It was one of last year’s largest scandals — Nate Chastain, the former head of product at OpenSea, left under a cloud after it was discovered that he purchased NFTs before they were featured on his former employer’s homepage and subsequently sold them as the increased exposure led to higher prices.
Now, the U.S. Attorney’s Office for the Southern District of New York has issued a statement that Chastain was arrested on June 1 in New York City. The FBI will charge Chastain with one count of wire fraud and one count of money laundering, each of which carries a maximum sentence of 20 years in prison.
The arrest indicates that NFTs, and perhaps crypto as a whole, are increasingly in the sights of U.S. regulators. Indeed, just last week, DeFi savings protocol PoolTogether was compelled to fundraise with NFTs to pay legal fees of their own in an ongoing legal battle.
The crypto space is no stranger to scams and bad actors — it’s called the “wild west” after all.
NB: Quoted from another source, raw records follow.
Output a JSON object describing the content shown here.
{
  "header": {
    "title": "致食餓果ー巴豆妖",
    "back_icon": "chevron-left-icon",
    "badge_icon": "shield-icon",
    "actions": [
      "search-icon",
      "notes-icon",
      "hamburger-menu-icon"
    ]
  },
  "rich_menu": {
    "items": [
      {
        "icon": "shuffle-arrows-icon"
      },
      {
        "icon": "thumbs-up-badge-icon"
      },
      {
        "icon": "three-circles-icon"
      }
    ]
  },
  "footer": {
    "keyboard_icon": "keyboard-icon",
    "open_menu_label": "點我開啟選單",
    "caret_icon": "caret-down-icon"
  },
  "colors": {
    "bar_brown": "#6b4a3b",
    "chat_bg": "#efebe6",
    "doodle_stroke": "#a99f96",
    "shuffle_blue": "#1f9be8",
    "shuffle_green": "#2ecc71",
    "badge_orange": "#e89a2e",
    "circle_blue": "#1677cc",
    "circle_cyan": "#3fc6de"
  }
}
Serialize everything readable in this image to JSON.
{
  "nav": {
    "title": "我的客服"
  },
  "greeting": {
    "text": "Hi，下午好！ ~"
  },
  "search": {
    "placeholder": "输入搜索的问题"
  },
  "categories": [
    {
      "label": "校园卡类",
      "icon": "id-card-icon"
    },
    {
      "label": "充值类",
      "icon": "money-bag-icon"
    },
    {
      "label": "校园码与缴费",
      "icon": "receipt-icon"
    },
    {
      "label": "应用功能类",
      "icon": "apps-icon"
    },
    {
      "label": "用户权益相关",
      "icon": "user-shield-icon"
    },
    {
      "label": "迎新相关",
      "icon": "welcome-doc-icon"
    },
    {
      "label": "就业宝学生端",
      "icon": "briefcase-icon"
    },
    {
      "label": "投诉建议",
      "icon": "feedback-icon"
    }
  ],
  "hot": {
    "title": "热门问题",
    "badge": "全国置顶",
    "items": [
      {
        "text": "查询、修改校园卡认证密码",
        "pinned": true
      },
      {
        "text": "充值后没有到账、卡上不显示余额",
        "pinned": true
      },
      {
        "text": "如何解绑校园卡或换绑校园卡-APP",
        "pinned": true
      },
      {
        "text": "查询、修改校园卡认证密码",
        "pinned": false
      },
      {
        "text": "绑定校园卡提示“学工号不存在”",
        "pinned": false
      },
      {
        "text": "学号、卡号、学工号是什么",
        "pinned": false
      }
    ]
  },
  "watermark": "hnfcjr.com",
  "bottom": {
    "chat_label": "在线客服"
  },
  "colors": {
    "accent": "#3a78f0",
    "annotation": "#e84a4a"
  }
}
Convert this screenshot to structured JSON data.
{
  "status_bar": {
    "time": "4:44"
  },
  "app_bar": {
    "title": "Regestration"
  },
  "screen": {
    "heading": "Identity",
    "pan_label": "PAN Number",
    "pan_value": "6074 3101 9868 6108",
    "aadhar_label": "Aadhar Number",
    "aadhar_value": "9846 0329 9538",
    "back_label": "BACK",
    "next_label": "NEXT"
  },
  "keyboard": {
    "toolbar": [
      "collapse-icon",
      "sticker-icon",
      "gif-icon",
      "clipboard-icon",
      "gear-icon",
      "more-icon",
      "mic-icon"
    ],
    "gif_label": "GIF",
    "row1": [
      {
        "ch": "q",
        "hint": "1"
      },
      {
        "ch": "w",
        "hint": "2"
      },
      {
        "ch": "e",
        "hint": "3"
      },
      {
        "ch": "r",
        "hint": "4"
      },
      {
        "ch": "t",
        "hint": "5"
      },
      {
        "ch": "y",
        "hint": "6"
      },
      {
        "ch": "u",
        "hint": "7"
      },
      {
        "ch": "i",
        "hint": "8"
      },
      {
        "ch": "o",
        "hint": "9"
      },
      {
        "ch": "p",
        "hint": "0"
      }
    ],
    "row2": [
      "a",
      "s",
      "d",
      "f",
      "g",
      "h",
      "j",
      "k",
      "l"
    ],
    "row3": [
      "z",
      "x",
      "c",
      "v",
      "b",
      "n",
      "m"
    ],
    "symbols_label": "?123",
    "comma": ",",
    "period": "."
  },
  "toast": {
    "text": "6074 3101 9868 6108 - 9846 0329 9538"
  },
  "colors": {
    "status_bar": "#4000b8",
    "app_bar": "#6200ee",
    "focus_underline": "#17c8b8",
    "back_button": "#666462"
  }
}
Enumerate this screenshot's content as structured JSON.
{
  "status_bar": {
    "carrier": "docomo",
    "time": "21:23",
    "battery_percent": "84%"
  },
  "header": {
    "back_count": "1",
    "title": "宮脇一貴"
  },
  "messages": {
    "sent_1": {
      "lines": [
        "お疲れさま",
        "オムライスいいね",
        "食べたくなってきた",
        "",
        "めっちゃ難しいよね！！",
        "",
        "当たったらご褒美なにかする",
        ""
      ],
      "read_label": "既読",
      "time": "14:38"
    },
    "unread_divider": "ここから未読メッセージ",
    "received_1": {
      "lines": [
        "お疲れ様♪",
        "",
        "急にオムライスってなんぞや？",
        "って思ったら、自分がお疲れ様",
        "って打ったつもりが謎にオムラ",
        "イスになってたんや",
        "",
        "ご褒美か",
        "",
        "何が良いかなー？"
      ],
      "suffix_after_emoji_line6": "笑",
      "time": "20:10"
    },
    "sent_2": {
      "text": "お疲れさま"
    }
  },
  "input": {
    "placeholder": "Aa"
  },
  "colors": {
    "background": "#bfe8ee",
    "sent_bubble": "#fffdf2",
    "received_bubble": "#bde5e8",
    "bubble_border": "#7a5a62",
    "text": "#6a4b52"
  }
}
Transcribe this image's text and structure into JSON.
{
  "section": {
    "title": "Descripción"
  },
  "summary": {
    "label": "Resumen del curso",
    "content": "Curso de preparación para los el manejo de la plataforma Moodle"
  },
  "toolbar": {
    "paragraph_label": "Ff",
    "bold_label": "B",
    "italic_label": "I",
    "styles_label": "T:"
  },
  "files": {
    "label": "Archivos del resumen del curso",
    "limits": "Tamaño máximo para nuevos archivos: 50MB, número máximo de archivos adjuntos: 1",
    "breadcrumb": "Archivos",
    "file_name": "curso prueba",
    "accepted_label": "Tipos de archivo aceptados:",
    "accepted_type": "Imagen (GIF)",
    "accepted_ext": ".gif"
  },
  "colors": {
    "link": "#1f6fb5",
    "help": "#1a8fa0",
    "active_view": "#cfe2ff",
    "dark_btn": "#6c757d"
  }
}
Projects like Pixelmon rode insane hype to raise $70M only to implode upon the reveal of the project’s NFTs. Milady NFTs have been associated with grooming and other cult-like behavior. Arguably, all of self-styled “on-chain sleuth” ZachXBT’s threads could be fodder for law enforcement.
Chastain was a guest on The Defiant podcast last August, one month before the scandal broke in September. He hasn’t spoken publicly since. In the wake of the controversy, OpenSea launched a third party review, the results of which were not made public.
With the FBI stepping into the space, the happy-go-lucky culture of crypto and NFTs, where the word “ponzi” is tossed around and sometimes glorified, is unarguably threatened.